Extracted data entries
————————
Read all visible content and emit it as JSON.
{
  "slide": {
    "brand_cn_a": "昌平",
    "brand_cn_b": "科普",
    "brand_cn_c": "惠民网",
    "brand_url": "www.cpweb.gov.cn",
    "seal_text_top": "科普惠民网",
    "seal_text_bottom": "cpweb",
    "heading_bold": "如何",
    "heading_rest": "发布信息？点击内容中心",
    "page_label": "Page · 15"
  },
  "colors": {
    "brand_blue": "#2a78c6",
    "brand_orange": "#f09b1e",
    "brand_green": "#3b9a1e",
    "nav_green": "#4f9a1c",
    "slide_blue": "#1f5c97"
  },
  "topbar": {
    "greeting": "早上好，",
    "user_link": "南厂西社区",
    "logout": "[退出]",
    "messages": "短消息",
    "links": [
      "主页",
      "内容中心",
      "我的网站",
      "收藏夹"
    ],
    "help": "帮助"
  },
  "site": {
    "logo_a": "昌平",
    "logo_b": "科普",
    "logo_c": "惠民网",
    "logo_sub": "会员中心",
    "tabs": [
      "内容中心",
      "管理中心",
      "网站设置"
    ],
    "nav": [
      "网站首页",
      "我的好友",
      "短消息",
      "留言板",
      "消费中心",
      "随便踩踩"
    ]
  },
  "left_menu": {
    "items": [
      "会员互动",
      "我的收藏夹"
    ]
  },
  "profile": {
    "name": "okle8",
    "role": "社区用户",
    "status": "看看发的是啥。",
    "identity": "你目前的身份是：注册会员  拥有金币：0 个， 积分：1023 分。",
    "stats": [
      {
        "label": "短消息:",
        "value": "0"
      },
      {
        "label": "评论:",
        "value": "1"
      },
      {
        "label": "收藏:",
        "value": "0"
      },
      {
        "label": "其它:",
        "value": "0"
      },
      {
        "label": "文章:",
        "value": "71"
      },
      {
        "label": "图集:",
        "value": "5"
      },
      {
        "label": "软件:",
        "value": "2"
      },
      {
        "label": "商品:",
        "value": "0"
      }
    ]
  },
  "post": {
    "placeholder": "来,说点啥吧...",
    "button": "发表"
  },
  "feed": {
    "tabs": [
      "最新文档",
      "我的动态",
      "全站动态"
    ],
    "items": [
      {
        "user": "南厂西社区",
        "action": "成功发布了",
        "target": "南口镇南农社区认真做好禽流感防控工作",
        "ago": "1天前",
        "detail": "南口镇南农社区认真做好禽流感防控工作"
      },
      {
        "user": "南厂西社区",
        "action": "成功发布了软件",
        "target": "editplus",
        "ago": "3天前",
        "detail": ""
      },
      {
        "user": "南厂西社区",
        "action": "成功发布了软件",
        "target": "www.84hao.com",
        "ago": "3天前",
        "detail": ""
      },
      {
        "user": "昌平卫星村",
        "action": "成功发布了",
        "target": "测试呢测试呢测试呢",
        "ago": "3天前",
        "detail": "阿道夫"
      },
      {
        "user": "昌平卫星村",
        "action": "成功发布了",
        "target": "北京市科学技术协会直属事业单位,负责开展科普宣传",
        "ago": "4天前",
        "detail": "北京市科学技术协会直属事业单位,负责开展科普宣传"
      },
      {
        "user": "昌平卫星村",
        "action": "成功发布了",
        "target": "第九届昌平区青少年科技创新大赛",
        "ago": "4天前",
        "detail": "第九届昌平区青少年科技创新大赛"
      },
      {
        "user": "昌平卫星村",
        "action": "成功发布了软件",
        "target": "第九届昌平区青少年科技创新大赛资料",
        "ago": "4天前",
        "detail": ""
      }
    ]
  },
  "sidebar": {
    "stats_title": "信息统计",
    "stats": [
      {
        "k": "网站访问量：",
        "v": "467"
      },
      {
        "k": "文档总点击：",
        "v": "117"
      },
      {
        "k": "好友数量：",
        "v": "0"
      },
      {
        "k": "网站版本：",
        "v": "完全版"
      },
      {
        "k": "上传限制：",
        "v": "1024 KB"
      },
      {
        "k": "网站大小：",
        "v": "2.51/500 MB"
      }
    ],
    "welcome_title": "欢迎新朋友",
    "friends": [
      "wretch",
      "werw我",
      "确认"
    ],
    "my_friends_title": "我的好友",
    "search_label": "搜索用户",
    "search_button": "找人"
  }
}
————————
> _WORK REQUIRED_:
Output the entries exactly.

> _COMPLETED TASK_:
Read all visible content and emit it as JSON.
{
  "slide": {
    "brand_cn_a": "昌平",
    "brand_cn_b": "科普",
    "brand_cn_c": "惠民网",
    "brand_url": "www.cpweb.gov.cn",
    "seal_text_top": "科普惠民网",
    "seal_text_bottom": "cpweb",
    "heading_bold": "如何",
    "heading_rest": "发布信息？点击内容中心",
    "page_label": "Page · 15"
  },
  "colors": {
    "brand_blue": "#2a78c6",
    "brand_orange": "#f09b1e",
    "brand_green": "#3b9a1e",
    "nav_green": "#4f9a1c",
    "slide_blue": "#1f5c97"
  },
  "topbar": {
    "greeting": "早上好，",
    "user_link": "南厂西社区",
    "logout": "[退出]",
    "messages": "短消息",
    "links": [
      "主页",
      "内容中心",
      "我的网站",
      "收藏夹"
    ],
    "help": "帮助"
  },
  "site": {
    "logo_a": "昌平",
    "logo_b": "科普",
    "logo_c": "惠民网",
    "logo_sub": "会员中心",
    "tabs": [
      "内容中心",
      "管理中心",
      "网站设置"
    ],
    "nav": [
      "网站首页",
      "我的好友",
      "短消息",
      "留言板",
      "消费中心",
      "随便踩踩"
    ]
  },
  "left_menu": {
    "items": [
      "会员互动",
      "我的收藏夹"
    ]
  },
  "profile": {
    "name": "okle8",
    "role": "社区用户",
    "status": "看看发的是啥。",
    "identity": "你目前的身份是：注册会员  拥有金币：0 个， 积分：1023 分。",
    "stats": [
      {
        "label": "短消息:",
        "value": "0"
      },
      {
        "label": "评论:",
        "value": "1"
      },
      {
        "label": "收藏:",
        "value": "0"
      },
      {
        "label": "其它:",
        "value": "0"
      },
      {
        "label": "文章:",
        "value": "71"
      },
      {
        "label": "图集:",
        "value": "5"
      },
      {
        "label": "软件:",
        "value": "2"
      },
      {
        "label": "商品:",
        "value": "0"
      }
    ]
  },
  "post": {
    "placeholder": "来,说点啥吧...",
    "button": "发表"
  },
  "feed": {
    "tabs": [
      "最新文档",
      "我的动态",
      "全站动态"
    ],
    "items": [
      {
        "user": "南厂西社区",
        "action": "成功发布了",
        "target": "南口镇南农社区认真做好禽流感防控工作",
        "ago": "1天前",
        "detail": "南口镇南农社区认真做好禽流感防控工作"
      },
      {
        "user": "南厂西社区",
        "action": "成功发布了软件",
        "target": "editplus",
        "ago": "3天前",
        "detail": ""
      },
      {
        "user": "南厂西社区",
        "action": "成功发布了软件",
        "target": "www.84hao.com",
        "ago": "3天前",
        "detail": ""
      },
      {
        "user": "昌平卫星村",
        "action": "成功发布了",
        "target": "测试呢测试呢测试呢",
        "ago": "3天前",
        "detail": "阿道夫"
      },
      {
        "user": "昌平卫星村",
        "action": "成功发布了",
        "target": "北京市科学技术协会直属事业单位,负责开展科普宣传",
        "ago": "4天前",
        "detail": "北京市科学技术协会直属事业单位,负责开展科普宣传"
      },
      {
        "user": "昌平卫星村",
        "action": "成功发布了",
        "target": "第九届昌平区青少年科技创新大赛",
        "ago": "4天前",
        "detail": "第九届昌平区青少年科技创新大赛"
      },
      {
        "user": "昌平卫星村",
        "action": "成功发布了软件",
        "target": "第九届昌平区青少年科技创新大赛资料",
        "ago": "4天前",
        "detail": ""
      }
    ]
  },
  "sidebar": {
    "stats_title": "信息统计",
    "stats": [
      {
        "k": "网站访问量：",
        "v": "467"
      },
      {
        "k": "文档总点击：",
        "v": "117"
      },
      {
        "k": "好友数量：",
        "v": "0"
      },
      {
        "k": "网站版本：",
        "v": "完全版"
      },
      {
        "k": "上传限制：",
        "v": "1024 KB"
      },
      {
        "k": "网站大小：",
        "v": "2.51/500 MB"
      }
    ],
    "welcome_title": "欢迎新朋友",
    "friends": [
      "wretch",
      "werw我",
      "确认"
    ],
    "my_friends_title": "我的好友",
    "search_label": "搜索用户",
    "search_button": "找人"
  }
}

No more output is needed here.